Networking:

15. WiFi Analyzer – $0.99

If you’ve ever had to set up a wireless router during a conference or public event, you’re going to love this one. WiFi Analyzer detects all local WIFI networks around you and displays their details in an easy to read and understand manner. This tool helps to identify issues such as overlapping signals, channel conflicts, signal strength and encryption methods. This even works at home by giving you a graphical display of the channels your neighbor’s routers are using. If you’re ever in a situation where there are so many WIFI networks around you that you can’t easily chose which is the best to access, open up WiFi Analyzer and all your questions shall be answered.

16. 3G Unrestrictor 5 – $3.99

3G Unrestrictor is a requirement for anyone with an unlimited data plan. Once again, the iPhone’s ability to function as an internet device has been thwarted. While many ATT users are now able to pretend we’re in the age of the Jetson’s by using Facetime when on the go, many are still restricted from using it unless connected to WIFI. What’s the point of that? “We’ve got this awesome new phone capability, but you can only use it when you’re at home or at work”. Pitiful. In addition, the AppStore doesn’t want to allow you to download anything over 20MB via your data connection. Want to try out InfinityBalde2 or the new Vice City port, too bad, you’re going to have to wait till you’re in WiFi range. 3G Unrestrictor works by tricking applications into thinking that your iPhone is on WiFi when it isn’t. While this can be a concern for people using tiered data plans, anyone grandfathered into unlimited can now get full use out of the extra cash they’re throwing at their provider.

Utilities:

17. Infinidock – $1.99

With FolderEnhancer and Shrink Installed, this one isn’t exactly necessary, but it is fun none the less. Infinidock gives you the option of adding as many icons to the dock as you wish. You can set the number of icons that sit on each page (I use 5 to keep my screen uniform) and continue loading it till your heart’s content. Typically I use it for browsers, and my most often used apps such as WeatherBug, Gmail and iBooks, but you can do with it what you like. Some people use it solely for web page shortcuts created by BetterChrome. I’m sure you can figure out a multitude of uses once you try it out, so go ahead and install it.

18. CyDelete – Free

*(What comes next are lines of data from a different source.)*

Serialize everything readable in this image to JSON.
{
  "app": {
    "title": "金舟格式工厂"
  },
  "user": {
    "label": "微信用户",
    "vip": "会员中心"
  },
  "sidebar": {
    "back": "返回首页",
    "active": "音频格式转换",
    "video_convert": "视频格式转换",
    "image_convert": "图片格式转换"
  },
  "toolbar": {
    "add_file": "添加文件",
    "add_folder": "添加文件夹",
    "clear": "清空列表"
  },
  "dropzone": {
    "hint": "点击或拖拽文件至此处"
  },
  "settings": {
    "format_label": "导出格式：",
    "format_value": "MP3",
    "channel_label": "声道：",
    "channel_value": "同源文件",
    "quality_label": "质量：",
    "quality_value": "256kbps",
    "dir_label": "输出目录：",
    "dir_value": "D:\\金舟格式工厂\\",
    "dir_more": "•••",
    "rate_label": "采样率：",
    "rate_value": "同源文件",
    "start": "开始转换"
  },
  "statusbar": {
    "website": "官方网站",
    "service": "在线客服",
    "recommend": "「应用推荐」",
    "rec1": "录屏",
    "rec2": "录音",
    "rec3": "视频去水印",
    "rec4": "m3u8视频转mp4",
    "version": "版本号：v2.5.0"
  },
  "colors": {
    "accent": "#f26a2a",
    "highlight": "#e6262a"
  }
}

While Cydia makes downloading and installing software fun and easy, removing apps can be a laborious chore. When you’re new to the Jailbreaking scene, you tend to install a lot of apps in the attempt to find out what best suits your needs. However, once you find that an app doesn’t work well, or you’ve found a better option, removing it from Cydia takes time. You must open Cydia, wait for it to reload information, browse to the package, yadda yadda yadda… Cydelete gets rid of those steps completely and makes the removal of Cydia apps as simple deleting an app from the AppStore. Just hold down on the3 icon you want to remove, wait for it to start wiggling, and tap the X. Easy as pie, and we all love pie, don’t we?

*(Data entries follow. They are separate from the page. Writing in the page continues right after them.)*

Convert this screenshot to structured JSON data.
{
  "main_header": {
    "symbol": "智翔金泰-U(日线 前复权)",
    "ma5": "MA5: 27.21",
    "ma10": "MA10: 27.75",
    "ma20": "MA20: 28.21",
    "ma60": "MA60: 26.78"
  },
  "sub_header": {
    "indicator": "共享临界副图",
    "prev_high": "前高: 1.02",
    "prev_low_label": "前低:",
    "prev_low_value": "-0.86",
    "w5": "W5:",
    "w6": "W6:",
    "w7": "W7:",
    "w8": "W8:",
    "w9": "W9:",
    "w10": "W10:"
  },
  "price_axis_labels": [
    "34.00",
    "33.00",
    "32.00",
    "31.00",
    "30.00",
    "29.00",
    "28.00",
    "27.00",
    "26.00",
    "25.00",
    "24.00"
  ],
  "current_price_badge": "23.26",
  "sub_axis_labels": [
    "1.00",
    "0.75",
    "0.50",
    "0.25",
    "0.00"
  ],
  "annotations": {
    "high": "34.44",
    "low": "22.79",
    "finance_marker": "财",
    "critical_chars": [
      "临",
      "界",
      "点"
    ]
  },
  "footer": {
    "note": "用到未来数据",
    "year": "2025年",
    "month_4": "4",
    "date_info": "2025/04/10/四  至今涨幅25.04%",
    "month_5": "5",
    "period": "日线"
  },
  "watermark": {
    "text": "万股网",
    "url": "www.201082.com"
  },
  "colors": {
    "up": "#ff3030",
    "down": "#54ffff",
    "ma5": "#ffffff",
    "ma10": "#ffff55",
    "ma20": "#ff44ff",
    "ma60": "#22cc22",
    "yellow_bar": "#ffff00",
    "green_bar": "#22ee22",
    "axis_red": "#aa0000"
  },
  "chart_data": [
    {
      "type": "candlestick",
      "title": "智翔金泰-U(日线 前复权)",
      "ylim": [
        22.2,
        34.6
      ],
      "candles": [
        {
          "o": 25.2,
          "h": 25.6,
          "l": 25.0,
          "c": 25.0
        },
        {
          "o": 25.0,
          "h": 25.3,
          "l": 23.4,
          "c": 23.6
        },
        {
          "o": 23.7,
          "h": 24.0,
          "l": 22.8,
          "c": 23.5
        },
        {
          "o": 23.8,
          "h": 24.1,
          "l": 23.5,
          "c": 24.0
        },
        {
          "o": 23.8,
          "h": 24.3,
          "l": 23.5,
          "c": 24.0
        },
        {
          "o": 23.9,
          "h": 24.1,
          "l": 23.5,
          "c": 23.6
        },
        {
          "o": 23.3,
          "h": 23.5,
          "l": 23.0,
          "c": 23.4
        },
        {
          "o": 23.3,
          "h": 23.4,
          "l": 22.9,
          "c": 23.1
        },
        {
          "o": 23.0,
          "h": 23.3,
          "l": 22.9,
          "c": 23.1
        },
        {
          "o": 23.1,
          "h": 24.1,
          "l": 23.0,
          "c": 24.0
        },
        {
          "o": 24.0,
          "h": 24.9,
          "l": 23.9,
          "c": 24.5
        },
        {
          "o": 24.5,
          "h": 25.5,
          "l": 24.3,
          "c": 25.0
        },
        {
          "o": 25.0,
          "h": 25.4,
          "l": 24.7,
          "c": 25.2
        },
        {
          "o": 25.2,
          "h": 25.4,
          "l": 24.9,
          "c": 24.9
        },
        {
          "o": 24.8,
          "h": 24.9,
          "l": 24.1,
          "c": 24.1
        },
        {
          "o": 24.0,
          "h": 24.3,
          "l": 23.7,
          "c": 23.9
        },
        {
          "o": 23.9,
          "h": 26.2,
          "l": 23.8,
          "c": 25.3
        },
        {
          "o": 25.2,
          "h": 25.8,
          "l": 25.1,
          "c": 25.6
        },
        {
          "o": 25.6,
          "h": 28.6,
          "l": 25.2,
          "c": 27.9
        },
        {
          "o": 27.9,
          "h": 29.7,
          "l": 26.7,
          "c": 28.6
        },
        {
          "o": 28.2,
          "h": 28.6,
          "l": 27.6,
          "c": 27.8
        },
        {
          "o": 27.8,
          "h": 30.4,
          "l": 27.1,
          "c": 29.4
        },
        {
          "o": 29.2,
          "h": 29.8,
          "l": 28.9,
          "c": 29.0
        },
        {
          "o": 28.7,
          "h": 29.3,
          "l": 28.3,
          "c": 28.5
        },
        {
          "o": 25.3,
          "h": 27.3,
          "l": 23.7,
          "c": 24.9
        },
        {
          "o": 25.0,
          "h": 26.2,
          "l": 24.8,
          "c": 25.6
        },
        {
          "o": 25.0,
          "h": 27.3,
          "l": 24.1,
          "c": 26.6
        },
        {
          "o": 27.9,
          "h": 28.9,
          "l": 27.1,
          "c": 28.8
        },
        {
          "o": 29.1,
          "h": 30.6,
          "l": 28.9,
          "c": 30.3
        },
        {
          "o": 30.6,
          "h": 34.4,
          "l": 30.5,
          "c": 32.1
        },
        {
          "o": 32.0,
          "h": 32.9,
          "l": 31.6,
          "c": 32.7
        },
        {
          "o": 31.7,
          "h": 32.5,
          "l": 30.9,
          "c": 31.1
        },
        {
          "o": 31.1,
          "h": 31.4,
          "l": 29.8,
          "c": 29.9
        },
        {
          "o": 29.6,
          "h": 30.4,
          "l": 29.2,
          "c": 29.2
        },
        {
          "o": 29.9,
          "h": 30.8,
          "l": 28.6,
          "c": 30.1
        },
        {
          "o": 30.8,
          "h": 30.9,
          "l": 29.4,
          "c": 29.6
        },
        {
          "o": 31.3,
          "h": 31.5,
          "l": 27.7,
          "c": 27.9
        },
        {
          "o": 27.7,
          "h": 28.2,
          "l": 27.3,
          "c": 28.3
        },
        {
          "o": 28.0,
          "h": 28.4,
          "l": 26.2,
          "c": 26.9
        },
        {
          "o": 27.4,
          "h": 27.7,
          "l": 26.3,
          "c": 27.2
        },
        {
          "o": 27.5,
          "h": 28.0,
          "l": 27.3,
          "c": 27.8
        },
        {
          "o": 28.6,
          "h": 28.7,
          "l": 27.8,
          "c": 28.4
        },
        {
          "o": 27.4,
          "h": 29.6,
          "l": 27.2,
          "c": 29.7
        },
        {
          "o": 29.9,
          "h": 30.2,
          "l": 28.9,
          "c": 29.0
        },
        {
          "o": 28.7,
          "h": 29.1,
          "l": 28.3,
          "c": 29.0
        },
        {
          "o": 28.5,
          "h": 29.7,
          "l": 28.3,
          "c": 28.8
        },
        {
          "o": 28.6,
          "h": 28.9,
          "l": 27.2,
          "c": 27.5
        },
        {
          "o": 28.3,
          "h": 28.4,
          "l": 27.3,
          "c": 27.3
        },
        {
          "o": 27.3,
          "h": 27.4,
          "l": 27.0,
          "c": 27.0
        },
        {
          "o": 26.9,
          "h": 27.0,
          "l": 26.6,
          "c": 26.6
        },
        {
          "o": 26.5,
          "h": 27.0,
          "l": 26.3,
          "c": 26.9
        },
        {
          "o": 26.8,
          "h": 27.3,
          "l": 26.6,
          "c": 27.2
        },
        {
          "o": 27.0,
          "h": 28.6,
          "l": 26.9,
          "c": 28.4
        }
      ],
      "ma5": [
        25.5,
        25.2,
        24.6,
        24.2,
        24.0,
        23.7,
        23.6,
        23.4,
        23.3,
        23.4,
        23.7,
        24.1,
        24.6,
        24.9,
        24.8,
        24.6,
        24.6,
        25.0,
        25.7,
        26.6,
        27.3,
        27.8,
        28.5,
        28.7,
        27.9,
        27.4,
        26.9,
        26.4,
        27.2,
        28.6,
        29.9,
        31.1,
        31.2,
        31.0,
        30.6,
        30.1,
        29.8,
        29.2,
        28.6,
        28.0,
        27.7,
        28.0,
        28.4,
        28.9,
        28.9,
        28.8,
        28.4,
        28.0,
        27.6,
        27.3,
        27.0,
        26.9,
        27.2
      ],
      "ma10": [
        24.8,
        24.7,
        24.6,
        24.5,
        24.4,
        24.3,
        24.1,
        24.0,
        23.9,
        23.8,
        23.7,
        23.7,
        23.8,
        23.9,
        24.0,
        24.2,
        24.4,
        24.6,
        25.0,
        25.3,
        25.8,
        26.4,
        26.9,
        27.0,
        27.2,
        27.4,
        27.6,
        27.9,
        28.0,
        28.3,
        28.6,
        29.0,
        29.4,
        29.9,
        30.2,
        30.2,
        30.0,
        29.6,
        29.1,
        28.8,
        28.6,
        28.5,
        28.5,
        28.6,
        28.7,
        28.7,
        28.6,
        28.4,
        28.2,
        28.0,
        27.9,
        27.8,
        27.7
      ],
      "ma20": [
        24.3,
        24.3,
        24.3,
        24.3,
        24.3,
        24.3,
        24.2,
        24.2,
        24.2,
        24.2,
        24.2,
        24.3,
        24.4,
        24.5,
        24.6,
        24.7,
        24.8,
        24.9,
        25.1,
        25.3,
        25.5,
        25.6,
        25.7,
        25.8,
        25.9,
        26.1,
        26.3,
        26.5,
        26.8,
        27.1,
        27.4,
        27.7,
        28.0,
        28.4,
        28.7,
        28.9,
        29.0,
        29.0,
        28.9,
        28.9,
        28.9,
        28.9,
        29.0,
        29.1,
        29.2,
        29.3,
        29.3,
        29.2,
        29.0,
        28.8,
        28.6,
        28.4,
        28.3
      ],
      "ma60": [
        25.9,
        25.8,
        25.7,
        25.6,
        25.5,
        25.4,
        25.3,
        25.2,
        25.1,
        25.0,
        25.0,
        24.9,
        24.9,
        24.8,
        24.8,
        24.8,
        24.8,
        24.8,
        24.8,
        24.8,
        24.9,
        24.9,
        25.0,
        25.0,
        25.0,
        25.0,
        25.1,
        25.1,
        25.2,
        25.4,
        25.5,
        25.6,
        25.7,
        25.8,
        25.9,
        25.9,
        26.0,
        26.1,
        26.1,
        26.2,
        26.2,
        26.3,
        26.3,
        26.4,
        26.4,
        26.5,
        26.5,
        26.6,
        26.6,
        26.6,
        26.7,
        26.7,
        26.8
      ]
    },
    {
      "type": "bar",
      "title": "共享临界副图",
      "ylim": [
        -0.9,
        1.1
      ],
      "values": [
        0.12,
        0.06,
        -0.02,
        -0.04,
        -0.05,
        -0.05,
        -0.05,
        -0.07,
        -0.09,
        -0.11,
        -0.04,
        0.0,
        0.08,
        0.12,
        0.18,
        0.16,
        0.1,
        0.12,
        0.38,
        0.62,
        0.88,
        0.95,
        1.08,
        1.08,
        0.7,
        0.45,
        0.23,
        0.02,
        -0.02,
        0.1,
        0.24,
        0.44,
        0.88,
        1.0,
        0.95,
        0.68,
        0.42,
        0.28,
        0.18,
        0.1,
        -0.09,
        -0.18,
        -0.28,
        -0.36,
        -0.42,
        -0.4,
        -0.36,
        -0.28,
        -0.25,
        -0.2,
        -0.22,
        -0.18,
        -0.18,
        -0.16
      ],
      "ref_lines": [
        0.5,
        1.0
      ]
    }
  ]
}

There you are folks, 18 Cydia Apps to get you started. There are hundreds more apps out there in the repositories for you to try out and several more I use that didn’t make the list this time around. I’ll be trying out some new stuff based on recommendations and will let you know what I think. Check back soon or you may just miss it.



Jordan Goodson

 
Jordan Goodson, the geek in the darkness, guiding his readers through the vast catacombs of tech and science. He journeys the interwebs searching for any and all relevant data to be absorbed and shared.